One of the first cases came a decade ago, just as the new age of genetics was beginning. A young woman with a strong family history of breast and ovarian cancer enrolled in a study trying to find cancer genes that, when mutated, greatly increase the risk of breast cancer. But the woman, terrified by her family history, also intended to have her breasts removed prophylactically.
Her consent form said she would not be contacted by the researchers. Consent forms are typically written this way because the purpose of such studies is not to provide medical care but to gain new insights. The researchers are not the patients’ doctors.
But in this case, the researchers happened to know about the woman’s plan, and they also knew that their study indicated that she did not have her family’s breast cancer gene. They were horrified.
“We couldn’t sit back and let this woman have her healthy breasts cut off,” said Barbara B. Biesecker, the director of the genetic counseling program at the National Human Genome Research Institute, part of the National Institutes of Health. After consulting the university’s lawyer and ethics committee, the researchers decided they had to breach the consent stipulations and offer the results to the young woman and anyone else in her family who wanted to know if they were likely to have the gene mutation discovered in the study. The entire family — about a dozen people — wanted to know. One by one, they went into a room to be told their result.
“It was a heavy and intense experience,” Dr. Biesecker recalled.
Around the same time, Dr. Gail Jarvik, now a professor of medicine and genome science at the University of Washington, had a similar experience. But her story had a very different ending.
She was an investigator in a study of genes unrelated to breast cancer when the study researchers noticed that members of one family had a breast cancer gene. But because the consent form, which was not from the University of Washington, said no results would be returned, the investigators never told them, arguing that their hands were tied. The researchers said an ethics board — not they — made the rules.

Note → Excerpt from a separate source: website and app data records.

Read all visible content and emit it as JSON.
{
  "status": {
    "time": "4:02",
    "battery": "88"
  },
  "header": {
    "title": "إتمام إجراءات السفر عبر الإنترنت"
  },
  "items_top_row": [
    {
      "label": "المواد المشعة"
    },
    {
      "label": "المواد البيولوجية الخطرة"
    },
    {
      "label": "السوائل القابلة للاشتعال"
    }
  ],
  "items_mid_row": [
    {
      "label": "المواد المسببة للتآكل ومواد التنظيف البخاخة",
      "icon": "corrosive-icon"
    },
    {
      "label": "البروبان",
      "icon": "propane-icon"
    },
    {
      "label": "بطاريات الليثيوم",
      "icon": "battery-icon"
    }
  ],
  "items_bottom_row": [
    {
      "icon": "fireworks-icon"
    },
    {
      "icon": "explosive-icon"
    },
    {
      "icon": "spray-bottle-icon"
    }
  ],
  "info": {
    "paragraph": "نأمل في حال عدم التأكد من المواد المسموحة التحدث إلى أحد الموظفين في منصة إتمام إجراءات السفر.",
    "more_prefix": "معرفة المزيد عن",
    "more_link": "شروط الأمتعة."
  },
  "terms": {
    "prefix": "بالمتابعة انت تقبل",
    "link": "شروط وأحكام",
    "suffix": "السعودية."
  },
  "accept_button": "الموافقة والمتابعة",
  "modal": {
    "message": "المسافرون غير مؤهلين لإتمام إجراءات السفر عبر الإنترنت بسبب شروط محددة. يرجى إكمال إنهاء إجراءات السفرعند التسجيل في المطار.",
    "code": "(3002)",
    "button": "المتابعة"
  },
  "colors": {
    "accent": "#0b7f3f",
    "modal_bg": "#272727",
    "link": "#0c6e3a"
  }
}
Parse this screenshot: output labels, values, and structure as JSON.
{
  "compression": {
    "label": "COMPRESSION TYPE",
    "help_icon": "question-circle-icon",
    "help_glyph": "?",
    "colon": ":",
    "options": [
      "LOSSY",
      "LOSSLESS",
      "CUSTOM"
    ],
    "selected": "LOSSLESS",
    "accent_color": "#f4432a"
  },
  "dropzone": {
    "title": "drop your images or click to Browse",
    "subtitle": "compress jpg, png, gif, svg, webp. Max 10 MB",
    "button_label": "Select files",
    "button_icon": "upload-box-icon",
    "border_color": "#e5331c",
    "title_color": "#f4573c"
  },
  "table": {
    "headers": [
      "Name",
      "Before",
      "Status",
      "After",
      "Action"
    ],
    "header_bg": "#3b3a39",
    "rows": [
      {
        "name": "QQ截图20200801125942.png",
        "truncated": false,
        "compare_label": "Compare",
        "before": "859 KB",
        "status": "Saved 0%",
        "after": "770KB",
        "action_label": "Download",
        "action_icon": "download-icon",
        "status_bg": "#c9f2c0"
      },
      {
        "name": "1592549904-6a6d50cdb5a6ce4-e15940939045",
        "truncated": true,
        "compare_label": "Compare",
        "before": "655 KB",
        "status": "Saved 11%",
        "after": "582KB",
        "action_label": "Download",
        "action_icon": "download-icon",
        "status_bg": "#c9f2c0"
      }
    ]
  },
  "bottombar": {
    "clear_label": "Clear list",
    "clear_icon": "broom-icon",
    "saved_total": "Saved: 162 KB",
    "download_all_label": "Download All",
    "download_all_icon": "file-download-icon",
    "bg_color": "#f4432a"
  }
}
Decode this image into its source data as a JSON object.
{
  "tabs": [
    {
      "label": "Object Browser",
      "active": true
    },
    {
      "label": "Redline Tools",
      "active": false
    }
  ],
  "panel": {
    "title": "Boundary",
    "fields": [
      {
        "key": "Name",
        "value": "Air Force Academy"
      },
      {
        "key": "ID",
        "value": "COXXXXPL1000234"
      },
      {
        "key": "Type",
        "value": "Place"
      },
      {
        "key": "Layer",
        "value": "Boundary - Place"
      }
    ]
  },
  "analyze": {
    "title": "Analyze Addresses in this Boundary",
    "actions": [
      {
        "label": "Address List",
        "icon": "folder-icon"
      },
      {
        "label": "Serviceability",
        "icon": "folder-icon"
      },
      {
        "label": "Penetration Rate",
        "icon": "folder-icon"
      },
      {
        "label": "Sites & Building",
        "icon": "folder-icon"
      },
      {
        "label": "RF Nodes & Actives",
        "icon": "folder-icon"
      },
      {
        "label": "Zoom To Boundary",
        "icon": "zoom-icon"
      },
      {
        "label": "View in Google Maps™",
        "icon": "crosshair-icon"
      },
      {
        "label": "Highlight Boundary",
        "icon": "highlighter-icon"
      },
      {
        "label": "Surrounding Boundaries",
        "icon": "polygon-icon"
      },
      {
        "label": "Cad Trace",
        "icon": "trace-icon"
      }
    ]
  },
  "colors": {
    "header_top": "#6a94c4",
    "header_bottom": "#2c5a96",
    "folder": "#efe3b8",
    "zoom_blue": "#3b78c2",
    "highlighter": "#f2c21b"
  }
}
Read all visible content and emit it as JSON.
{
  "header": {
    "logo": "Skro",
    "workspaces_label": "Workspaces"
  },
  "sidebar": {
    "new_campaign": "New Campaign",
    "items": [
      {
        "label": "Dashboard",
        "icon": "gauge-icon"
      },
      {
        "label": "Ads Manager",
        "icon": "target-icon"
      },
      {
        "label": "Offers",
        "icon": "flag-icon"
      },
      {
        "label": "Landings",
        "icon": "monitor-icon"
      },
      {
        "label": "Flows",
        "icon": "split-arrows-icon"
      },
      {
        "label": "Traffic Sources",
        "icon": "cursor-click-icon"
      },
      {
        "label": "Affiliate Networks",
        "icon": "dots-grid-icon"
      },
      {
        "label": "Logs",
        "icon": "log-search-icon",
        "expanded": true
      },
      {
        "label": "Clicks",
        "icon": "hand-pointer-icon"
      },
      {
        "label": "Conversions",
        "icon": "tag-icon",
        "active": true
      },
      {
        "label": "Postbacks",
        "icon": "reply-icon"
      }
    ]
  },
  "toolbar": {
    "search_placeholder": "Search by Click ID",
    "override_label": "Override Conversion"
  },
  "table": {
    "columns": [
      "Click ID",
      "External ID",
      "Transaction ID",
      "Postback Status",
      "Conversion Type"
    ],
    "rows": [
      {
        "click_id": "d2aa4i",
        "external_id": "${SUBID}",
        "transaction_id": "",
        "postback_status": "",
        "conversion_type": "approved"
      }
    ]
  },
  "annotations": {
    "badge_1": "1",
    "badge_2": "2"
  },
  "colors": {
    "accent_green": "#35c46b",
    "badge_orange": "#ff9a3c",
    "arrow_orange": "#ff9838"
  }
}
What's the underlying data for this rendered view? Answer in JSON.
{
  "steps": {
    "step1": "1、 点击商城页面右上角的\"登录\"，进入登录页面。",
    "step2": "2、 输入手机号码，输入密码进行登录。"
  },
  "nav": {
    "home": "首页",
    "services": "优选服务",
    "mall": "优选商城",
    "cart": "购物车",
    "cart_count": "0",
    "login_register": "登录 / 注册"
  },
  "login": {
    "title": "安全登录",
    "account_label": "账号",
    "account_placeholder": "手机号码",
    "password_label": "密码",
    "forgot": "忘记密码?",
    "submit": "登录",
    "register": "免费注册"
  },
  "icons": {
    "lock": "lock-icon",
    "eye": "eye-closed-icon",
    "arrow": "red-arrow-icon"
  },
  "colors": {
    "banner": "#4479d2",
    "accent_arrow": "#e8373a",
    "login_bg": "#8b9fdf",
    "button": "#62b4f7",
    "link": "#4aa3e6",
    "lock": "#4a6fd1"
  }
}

Dr. Jarvik argued that they should have tried to persuade the ethics board. But, she said, “I did not hold sway.”
One reason that I encourage people to be more open about their genomic results is that by and large I feel most people have only an upside in terms of information content. I’m pretty sure that we’ll “be there” in terms of transparency in ~10 years in any case, so I don’t see much gain in excessive fixation on privacy in the short term. That being said, a lot of these issues emerge because of older studies, which did not anticipate more powerful modern analytic methods. How you can write a specific consent form for future contingencies? That’s just hard.
And ultimately as highlighted in the article researchers have a finite amount of time, energy, and reputation, which they can allocate and risk. The last because one wonders about the legal hazards that someone is opening themselves up to even if they think they are doing the “right thing.” Anonymous participants who are never told about their risks (or, whose relatives are never told because they have died) are probably unlikely to ever sue based on inaction. On the other hand, if you open up a can of worms with the best of intentions you might be taking a risk in terms of liability and what not. Individual researchers can’t change the status quo. Institutions have to take charge and balance the various values which they hold dear.